The weekend of Easter and Passover seems a suitable moment to reflect on the nation’s “original sin.’’ The United States asserted its independence in 1776 by declaring “that all men are created equal, that they are endowed, by their Creator, with certain unalienable rights…” And yet, the Constitution written in 1787 accepted that slavery would continue and that black men and women would not enjoy unalienable rights.
Over the course of two and a third centuries, a civil war has been fought, slavery abolished, then Jim Crow laws enacted, later overturned by landmark court rulings and civil rights and voting rights laws. Still, America remains marked by the faults of its founders.
Schools carried the taint through racial segregation and through persistently inadequate facilities, supplies and instruction for minority and poor children. So what can schools now do to rub off some of the taint?
For one thing, educators can ensure that today’s young people have a fuller education in history than their parents and grandparents in the South likely received. That point comes across in New Orleans Mayor Mitch Landrieu’s new book, In the Shadow of the Statues: A White Southerner Confronts History.
As mayor, Landrieu took the initiative by having four statues – three Confederate memorials and one commemorating a white-supremacists’ revolt – removed from public spaces in his city. The book, part memoir, part political discourse, gives his rationale for removing the statues as well as his account of serving in the legislature along with former KKK wizard David Duke and of the flooding of New Orleans after Hurricane Katrina that exposed acute urban poverty.
“I had, of course, studied the Civil War in school, or so I thought,’’ says Landrieu. “The real problem is I wasn’t taught much at all. My middle and high school classes consisted of lessons about the various battles of the war…There was little to nothing on the morality of slavery…Barely a passing mention on Reconstruction.”
My own recollection coincides with Landrieu’s. I was in high school in Baton Rouge 15 years before he was in high school in New Orleans.

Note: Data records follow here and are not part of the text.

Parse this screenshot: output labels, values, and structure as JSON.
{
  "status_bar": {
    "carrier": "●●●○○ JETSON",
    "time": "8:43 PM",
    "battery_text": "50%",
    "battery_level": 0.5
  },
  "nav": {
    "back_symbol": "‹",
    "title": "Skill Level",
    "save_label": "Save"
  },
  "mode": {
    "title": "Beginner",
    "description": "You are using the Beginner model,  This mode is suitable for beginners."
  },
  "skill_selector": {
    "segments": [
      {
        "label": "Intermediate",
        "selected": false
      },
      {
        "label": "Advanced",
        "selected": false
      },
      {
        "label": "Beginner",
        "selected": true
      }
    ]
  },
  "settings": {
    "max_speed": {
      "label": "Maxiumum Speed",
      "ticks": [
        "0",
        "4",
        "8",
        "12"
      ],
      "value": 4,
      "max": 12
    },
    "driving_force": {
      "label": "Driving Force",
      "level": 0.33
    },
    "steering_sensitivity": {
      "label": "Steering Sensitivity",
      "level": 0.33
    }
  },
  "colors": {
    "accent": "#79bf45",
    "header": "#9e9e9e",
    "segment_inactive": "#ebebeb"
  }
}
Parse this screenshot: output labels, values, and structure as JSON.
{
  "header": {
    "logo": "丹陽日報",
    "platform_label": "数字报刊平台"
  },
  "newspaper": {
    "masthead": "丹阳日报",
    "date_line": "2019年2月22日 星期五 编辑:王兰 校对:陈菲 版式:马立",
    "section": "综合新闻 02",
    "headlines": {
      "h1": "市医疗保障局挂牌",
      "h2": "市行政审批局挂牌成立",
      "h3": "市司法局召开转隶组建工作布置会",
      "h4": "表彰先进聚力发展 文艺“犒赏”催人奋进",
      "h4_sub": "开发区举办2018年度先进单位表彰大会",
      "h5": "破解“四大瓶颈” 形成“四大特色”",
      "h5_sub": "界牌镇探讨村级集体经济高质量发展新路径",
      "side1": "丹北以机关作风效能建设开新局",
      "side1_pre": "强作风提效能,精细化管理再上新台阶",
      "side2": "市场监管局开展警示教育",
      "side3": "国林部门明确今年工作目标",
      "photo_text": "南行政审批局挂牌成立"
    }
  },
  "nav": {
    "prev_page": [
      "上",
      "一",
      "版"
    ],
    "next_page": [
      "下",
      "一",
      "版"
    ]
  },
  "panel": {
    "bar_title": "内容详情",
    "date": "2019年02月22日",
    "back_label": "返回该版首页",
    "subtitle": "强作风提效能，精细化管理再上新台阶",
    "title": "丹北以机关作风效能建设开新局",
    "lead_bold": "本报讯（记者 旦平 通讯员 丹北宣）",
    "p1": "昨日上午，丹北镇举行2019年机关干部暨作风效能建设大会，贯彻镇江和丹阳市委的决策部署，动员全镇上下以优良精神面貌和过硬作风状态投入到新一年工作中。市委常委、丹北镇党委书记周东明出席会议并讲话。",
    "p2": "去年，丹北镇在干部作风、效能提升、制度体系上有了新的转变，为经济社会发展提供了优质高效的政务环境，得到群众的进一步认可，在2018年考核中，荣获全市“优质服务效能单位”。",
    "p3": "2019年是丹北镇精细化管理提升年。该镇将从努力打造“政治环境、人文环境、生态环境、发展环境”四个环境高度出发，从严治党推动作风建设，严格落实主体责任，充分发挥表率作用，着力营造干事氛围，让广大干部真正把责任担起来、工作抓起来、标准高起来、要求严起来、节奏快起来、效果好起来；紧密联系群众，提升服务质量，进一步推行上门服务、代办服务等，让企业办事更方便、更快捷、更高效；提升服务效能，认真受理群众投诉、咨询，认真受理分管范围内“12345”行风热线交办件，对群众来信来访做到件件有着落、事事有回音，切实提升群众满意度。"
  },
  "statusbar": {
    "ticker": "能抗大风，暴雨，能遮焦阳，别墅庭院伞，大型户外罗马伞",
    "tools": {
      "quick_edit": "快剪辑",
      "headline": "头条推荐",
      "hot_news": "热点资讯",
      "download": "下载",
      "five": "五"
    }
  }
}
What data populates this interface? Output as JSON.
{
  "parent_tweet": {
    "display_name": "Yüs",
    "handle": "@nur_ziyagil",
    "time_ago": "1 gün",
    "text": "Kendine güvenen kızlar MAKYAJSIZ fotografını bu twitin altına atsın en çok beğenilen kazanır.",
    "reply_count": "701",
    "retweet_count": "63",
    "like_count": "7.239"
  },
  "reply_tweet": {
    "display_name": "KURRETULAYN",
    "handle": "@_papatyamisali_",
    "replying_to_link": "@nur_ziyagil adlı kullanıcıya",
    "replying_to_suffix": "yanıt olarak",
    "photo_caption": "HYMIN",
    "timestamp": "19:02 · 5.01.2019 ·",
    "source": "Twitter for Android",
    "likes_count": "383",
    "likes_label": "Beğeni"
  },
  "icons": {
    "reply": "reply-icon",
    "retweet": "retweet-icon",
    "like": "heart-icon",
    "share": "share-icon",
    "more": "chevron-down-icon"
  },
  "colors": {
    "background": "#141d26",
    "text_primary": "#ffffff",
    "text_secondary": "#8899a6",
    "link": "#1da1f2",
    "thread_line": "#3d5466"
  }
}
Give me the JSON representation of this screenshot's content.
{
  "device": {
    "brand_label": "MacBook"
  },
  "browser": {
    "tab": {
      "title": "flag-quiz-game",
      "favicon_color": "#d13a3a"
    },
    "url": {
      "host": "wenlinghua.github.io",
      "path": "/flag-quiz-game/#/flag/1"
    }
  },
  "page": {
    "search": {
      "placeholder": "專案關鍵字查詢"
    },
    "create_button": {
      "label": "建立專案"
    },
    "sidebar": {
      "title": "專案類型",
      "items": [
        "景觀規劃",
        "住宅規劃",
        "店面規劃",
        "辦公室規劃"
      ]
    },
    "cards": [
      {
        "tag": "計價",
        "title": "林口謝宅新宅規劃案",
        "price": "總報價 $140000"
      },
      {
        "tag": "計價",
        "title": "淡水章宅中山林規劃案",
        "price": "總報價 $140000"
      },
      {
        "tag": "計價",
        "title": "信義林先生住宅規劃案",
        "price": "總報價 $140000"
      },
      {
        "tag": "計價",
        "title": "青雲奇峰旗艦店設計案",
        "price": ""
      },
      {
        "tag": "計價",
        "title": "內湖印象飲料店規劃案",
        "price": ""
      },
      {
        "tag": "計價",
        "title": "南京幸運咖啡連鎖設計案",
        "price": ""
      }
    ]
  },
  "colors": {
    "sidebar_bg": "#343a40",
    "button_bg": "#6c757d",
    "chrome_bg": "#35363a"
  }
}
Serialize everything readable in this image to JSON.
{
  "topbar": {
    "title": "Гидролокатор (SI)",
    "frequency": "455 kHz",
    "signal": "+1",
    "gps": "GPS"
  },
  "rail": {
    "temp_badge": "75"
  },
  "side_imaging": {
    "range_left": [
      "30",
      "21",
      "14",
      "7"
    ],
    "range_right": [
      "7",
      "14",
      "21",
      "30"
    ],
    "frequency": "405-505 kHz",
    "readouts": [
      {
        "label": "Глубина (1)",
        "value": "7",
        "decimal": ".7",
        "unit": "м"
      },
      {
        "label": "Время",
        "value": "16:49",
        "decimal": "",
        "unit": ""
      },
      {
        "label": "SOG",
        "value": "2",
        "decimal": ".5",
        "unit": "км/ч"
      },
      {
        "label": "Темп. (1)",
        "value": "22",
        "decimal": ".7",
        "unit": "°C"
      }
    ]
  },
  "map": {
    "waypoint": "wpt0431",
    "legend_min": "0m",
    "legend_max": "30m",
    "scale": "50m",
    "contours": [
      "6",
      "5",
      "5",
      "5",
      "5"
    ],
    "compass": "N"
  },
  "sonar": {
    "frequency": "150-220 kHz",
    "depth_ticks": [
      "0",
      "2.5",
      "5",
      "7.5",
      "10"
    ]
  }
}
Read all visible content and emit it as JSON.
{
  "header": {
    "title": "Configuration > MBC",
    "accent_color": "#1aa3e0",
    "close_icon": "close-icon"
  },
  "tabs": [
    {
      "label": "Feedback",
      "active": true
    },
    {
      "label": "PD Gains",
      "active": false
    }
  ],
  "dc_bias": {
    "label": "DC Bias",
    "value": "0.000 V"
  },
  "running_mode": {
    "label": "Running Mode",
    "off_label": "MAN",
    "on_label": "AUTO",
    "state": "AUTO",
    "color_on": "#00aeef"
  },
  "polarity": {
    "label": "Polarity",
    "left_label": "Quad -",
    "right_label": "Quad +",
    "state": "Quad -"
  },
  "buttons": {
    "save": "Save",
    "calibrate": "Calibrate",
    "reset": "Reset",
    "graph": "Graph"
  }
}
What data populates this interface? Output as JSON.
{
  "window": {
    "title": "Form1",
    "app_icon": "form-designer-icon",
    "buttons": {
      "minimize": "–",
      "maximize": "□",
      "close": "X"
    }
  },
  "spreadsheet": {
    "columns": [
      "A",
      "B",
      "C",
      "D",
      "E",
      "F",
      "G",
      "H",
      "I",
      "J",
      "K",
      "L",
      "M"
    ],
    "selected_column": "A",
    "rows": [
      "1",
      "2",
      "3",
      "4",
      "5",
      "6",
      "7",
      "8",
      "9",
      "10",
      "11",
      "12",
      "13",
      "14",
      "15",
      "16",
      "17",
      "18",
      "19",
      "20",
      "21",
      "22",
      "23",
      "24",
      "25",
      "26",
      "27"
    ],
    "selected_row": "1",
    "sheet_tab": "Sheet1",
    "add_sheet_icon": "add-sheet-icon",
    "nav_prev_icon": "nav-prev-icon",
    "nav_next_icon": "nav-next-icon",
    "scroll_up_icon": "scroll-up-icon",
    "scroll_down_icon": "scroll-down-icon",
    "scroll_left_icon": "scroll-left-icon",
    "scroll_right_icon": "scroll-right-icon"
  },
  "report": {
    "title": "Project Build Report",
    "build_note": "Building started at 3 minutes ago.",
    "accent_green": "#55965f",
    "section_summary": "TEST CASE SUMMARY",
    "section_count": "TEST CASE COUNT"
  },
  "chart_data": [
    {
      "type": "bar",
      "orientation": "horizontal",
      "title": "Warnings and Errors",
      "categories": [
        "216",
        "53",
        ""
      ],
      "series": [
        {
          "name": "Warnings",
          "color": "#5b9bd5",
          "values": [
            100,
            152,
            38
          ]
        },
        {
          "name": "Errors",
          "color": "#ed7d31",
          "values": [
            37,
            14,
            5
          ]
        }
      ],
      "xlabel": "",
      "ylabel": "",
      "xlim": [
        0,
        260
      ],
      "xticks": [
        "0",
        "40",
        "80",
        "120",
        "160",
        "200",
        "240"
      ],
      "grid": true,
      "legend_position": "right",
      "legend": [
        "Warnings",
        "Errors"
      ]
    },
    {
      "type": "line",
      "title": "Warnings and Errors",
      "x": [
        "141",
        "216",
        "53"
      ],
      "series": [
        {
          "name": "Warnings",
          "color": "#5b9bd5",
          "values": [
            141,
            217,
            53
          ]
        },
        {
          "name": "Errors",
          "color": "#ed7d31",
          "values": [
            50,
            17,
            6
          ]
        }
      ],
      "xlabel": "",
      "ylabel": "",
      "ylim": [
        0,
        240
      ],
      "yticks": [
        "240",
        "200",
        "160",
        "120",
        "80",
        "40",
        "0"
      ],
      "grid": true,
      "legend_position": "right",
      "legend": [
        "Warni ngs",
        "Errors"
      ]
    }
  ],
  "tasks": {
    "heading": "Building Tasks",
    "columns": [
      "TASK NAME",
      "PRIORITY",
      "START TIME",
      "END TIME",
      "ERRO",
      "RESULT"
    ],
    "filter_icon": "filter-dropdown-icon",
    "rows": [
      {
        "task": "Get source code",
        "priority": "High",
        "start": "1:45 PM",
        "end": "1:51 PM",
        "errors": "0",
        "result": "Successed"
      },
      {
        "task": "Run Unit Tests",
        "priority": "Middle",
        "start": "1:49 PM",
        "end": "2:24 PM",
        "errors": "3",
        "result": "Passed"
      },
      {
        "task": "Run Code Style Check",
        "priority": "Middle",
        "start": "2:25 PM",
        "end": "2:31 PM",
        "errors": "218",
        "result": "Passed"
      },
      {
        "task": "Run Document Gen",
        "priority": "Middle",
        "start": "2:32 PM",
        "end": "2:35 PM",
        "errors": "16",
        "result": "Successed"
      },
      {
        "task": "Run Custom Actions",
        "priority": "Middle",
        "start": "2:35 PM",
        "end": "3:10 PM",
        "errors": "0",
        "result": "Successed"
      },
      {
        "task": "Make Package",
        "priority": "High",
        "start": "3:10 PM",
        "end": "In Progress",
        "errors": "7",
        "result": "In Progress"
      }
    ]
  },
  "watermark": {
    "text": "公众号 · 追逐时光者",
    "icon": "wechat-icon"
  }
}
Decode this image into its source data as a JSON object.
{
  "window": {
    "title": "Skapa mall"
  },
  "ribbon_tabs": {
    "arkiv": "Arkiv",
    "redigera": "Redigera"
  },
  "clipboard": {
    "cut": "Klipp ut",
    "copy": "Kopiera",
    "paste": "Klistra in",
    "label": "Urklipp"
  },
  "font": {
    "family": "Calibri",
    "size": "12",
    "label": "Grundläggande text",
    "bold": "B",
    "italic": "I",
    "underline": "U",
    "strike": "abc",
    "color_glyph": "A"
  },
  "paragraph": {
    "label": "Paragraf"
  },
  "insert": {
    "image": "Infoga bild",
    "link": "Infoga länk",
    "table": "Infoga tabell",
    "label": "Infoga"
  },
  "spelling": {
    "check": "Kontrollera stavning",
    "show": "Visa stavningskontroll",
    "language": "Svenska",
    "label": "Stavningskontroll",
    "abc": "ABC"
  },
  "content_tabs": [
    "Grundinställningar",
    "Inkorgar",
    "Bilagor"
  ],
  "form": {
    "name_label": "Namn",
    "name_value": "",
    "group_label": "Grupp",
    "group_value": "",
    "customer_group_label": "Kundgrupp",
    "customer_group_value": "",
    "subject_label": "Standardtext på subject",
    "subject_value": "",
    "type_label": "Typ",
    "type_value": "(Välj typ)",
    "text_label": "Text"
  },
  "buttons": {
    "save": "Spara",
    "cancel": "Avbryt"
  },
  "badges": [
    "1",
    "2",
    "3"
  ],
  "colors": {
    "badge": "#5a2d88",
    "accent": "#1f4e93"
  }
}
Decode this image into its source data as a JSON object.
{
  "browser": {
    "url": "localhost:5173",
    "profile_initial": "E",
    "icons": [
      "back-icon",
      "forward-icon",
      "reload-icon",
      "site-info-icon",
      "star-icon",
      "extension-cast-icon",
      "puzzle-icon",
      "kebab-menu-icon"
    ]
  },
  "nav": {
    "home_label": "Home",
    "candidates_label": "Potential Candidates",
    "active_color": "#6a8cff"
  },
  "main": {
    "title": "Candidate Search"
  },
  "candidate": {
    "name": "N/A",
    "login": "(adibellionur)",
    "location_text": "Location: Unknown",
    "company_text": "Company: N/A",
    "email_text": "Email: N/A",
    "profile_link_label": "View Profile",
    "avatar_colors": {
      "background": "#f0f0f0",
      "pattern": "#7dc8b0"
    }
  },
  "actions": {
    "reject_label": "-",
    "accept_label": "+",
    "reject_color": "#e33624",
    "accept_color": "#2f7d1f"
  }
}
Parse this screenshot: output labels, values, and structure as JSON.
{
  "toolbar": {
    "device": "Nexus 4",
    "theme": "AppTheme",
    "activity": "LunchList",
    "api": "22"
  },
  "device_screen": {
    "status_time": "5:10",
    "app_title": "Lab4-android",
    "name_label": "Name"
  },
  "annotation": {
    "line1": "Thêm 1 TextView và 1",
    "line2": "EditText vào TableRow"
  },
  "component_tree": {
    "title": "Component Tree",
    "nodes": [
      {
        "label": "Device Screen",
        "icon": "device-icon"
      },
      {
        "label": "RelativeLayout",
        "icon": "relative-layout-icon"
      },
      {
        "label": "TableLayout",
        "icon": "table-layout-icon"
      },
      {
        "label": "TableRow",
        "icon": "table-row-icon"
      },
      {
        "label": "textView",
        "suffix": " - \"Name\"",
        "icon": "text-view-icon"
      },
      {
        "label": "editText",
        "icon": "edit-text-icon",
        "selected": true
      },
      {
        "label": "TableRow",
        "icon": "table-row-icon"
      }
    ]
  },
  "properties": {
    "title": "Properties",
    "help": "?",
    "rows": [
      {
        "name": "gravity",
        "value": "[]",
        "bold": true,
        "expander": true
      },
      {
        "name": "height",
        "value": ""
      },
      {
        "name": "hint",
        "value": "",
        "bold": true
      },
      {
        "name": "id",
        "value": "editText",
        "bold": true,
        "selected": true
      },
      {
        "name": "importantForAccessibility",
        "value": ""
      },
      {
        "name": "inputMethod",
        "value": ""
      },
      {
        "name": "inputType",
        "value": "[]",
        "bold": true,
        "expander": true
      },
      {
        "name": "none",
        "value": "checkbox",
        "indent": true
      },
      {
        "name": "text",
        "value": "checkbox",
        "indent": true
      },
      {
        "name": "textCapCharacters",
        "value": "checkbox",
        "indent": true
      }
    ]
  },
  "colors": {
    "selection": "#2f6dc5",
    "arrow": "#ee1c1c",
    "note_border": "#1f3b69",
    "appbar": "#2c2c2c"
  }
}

I remember day after day of Civil War battle lines drawn on the chalkboard, but recall little exploration of slavery, Reconstruction and Jim Crow until college history courses.
The death of Linda Brown in Topeka, KS, earlier this week served as a reminder of another historical moment that ought to be well-taught. As a young schoolgirl, she was the named plaintiff in the case of Brown v. Board that the U.S. Supreme Court used to declare racially segregated schools unconstitutional.
As federal courts enforced the ruling – especially through the busing decision in the famous Charlotte-Mecklenburg case – Southern states led the nation for a while in racially and economically integrated schools. But when courts later released districts from desegregation orders, a resegregation dynamic took hold. That reality is unlikely to be reversed in the near term, but public policymakers can avoid actions to accelerate the trend – and do what it takes to develop more public schools that parents want their children to attend.
While bolstering the teaching of history and avoiding further racial segregation, North Carolina officials have additional important work to do within schools. One is to persist in alleviating the deleterious influence of “unconscious bias’’ through professional development programs for teachers. Research led by Seth Gershenson of American University has shown “clear disparities in the expectations that teachers have for students of different races’’ that can be addressed with no-blame “teacher-facing’’ strategies.
Another challenge, illuminated in the “Teaching-in-color’’ articles featured this week on EdNC, is to recruit more blacks and Latinos into North Carolina’s classrooms – most especially black men as teachers. Both Adam Rhew and James E. Ford, also drawing on research by Gershenson and others, pointed out that having even one black male teacher increased the chances of low-income black students graduating by 39 percent.
Schools have often become contested space as well as exhibits of the nation’s racial divisions. Still, schools can serve as potent instruments for healing divisions, narrowing gaps – and contributing enlightenment to the nation’s long struggle to cope with its “original sin.”